Fancy checking out one of Japan's stunning performing arts forms but don't know where to start? Want to know more about the layers of meaning and history you see on stage? Tokyo Kabuki Guide is here to help!
Kazui (Tokyo Kabuki Guide) with myself and my friend outside the Kabukiza, pre-performance
When in any country, having the opportunity to see and hear some of the culture’s traditional performing arts is a truly fascinating and exciting experience. It gives you the chance to open your eyes and ears to something totally new and different, to see another culture's views on beauty, enjoy a different way of storytelling, to get a glimpse of how this culture used to live many centuries ago. In Japan, there are many traditional performing arts which have been carefully preserved allowing you to travel back to the 17th, 14th and even 10th century from the comfort of your theatre seat! One such revered art form in Japan is Kabuki: epic tales of the Edo period and earlier told through song, dance and acting by a dynasty of highly trained actors.
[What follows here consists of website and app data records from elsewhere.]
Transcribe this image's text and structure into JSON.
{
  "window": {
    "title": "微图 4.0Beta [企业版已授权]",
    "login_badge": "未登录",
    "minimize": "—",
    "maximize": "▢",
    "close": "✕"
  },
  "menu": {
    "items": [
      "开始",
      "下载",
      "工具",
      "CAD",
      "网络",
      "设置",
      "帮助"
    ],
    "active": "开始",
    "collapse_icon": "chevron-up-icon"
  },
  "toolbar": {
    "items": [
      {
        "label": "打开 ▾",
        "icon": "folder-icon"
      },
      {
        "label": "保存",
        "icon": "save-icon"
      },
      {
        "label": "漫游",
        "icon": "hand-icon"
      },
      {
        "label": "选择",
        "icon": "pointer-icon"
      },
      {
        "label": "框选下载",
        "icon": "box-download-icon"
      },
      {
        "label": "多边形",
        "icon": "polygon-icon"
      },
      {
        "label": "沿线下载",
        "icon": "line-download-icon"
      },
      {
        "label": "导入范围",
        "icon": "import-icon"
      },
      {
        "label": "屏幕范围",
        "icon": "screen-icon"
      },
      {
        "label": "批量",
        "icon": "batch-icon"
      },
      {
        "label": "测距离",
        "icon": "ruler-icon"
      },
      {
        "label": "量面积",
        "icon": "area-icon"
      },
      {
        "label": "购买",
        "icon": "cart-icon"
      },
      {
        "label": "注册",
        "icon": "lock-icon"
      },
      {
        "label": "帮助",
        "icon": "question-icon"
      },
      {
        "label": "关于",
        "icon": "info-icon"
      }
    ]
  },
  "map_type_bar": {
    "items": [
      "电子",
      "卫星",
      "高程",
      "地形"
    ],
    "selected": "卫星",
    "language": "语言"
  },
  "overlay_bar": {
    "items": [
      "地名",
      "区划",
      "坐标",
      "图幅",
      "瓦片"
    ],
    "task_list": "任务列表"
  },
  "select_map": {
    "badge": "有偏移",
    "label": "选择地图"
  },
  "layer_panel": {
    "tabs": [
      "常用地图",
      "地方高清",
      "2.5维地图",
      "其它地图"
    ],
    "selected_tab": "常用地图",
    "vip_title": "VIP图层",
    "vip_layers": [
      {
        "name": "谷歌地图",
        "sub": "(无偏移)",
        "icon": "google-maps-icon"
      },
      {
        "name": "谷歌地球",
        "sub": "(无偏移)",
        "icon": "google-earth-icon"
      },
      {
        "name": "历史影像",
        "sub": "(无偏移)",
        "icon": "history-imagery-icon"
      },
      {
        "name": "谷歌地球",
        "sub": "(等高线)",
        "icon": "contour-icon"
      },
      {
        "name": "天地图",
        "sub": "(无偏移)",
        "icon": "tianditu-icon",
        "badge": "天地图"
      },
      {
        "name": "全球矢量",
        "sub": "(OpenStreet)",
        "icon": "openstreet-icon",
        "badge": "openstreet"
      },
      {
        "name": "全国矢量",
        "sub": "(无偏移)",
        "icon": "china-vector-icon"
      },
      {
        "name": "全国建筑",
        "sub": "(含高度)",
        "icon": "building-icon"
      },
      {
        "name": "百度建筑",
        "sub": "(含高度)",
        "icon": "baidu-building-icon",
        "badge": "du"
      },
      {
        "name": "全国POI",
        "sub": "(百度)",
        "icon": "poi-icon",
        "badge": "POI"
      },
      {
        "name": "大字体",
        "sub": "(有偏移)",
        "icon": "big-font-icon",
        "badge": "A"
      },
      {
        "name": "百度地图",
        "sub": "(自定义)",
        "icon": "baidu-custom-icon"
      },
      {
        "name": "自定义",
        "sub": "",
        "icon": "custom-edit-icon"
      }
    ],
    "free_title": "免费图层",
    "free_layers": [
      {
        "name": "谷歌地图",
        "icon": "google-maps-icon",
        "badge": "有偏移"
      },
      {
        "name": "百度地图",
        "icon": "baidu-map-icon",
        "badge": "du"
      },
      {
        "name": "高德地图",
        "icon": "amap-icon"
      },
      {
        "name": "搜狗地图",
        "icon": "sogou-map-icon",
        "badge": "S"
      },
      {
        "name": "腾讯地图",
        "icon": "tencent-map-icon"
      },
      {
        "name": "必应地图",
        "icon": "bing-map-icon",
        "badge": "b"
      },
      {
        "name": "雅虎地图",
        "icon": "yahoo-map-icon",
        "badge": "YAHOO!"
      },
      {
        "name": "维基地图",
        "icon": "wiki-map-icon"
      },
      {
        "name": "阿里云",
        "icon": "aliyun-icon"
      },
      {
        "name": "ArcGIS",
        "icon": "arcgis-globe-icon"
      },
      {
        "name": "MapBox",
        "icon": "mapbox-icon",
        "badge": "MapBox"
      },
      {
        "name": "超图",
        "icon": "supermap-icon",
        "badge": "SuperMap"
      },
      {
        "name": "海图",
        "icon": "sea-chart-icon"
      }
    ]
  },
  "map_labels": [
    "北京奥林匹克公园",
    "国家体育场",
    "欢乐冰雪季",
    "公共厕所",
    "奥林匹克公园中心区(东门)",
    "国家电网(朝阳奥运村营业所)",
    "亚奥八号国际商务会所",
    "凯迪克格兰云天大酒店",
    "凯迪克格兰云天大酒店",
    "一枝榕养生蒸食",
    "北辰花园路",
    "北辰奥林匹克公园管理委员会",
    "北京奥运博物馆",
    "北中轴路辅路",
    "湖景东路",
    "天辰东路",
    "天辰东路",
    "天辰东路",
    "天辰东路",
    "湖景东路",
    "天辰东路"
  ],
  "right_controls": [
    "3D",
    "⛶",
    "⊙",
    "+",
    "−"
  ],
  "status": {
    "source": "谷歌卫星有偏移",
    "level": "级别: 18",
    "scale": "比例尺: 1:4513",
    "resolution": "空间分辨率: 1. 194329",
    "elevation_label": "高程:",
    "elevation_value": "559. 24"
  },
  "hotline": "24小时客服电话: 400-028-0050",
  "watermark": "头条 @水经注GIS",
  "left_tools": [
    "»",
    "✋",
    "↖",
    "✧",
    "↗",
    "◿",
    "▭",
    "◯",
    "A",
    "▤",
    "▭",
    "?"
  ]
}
With the amazing revolving stages, vibrant make-up and costumes and dynamic acting style, the experience transcends language barriers and provides an exciting spectacle for all. However, Kabuki is a highly refined art form with many layers of meaning: for example the various make-up styles each hold different meanings and the audience interact in a particular way at particular moments-all of this can take years and many viewings to understand! To top it off, getting tickets can also prove pretty tricky, especially for a non-Japanese speaker. This is where Tokyo Kabuki Guide steps in: experience Kabuki and learn more about what you see and hear with a friendly and passionate guide!
When a friend came to visit me in the spring, we wanted to see some Kabuki together. Through a recommendation from a friend, I contacted Tokyo Kabuki Guide and had a fantastic experience. The general outline of the service is reservation of tickets on your behalf, a pre-performance presentation about the meaning and history of Kabuki, along with an explanation of the storyline for the performance you shall see, a traditional tea and sweet in the stylish cafe pre-performance and extra information in the intervals.
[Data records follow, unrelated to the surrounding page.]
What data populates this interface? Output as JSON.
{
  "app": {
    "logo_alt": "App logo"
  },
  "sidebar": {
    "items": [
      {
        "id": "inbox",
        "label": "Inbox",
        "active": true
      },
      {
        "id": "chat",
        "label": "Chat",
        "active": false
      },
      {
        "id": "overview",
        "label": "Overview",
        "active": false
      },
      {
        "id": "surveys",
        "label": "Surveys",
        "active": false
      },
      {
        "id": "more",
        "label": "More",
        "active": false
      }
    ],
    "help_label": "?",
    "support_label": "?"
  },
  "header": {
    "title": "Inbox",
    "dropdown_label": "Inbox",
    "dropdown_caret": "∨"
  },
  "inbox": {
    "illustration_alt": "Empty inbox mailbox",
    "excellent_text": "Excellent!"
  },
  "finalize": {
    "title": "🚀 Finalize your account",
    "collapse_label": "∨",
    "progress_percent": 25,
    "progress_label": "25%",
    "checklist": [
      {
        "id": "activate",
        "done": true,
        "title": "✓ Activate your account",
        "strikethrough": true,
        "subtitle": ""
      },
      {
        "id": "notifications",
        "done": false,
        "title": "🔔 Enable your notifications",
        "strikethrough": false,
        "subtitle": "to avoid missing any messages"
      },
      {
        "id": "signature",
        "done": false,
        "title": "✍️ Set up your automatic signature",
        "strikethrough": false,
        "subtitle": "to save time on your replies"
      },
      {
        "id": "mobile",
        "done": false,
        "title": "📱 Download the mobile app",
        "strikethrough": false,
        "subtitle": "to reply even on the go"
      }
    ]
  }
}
First of all, via email I spoke with Kazui Yabe, my Kabuki guide, via email. Kazui speaks fluent English, her website is also available in English and she replies to emails very promptly, making it easy from the get go. I specified which days I would be able to go and Kazui provided me with a list of the available performances at Kabukiza, Ginza-arguably the most famous kabuki theatre in Japan.
Kazui then purchased the seats for the performance on my behalf in the seating area I requested (do be aware, the prices vary drastically!). As we chose the gallery seats, Kazui offered use of binoculars free of charge if we wanted to see the detail of the make-up and facial expressions. She then provided a breakdown of the performance day: we had booked to see a 4 hour performance which included a short one, followed by a premiere for a new Kabuki actor of just 2 years old(!), a full 1 hour 30 minute play and a dance performance. To be honest, my friend and I thought we would not stay for the full performance, we thought we would Kabuki-ed out by the end of the full play. However we enjoyed it so much we stayed for the dance performance too and didn't regret it! Kazui had no issue with us leaving early if we wished to.
The easy-to-find shrine outside Kabukiza where we met with our guide (closest station Higashi-Ginza, Exit 6)
Kazui sent us very clear details of where to meet on the day of the performances. Here we assembled and had a photo outside the beautiful theatre together. She then led us into the theatre and to the stylish cafe where she had reserved a private booth for us. Here was where the pre-performance presentation was to take place, accompanied by a traditional matcha (green tea) and sweet set. The presentation was thoroughly interesting and the enthusiasm Kazui has for Kabuki was incredible-when I met with her, she had just been to Las Vegas to see a particular Kabuki performance! We were given fun and informative print outs; including pictures of the make-up designs of the different characters and what they represent and the history of the famous families of Kabuki actors. We were encouraged to ask questions (great for me as I particularly wanted to know more about the music and instruments used) and we left the presentation feeling much better prepared for what we were about to experience.
Seasonal sweet and match set at pre-performance talk (Photo courtesy of Alexandra Sloan).
We then collected our tickets and Kazui arranged for us to receive English subtitle devices so we could follow the story easily. She then showed us to our seats and lent us the binoculars before sitting down to enjoy the show!
During the intervals between each performance, Kazui checked in with us to see what we thought, to give us extra information and to generally be friendly and welcoming! She also pointed us in the direction of the taiyaki (fish-shaped pancake filled with sweet red bean paste) which was the perfect interval snack!
We met once more at the end of the performance to discuss our experience - and you certainly do experience a lot in 4 hours of Kabuki! - and to bid our farewells. It really was a special experience and a unique chance to meet someone so knowledgeable on Kabuki and so keen to share this with you. Kazui even sent us press clippings and photos from the performance when they became available a few weeks later – extending the experience even further!
Tokyo Kabuki Guide website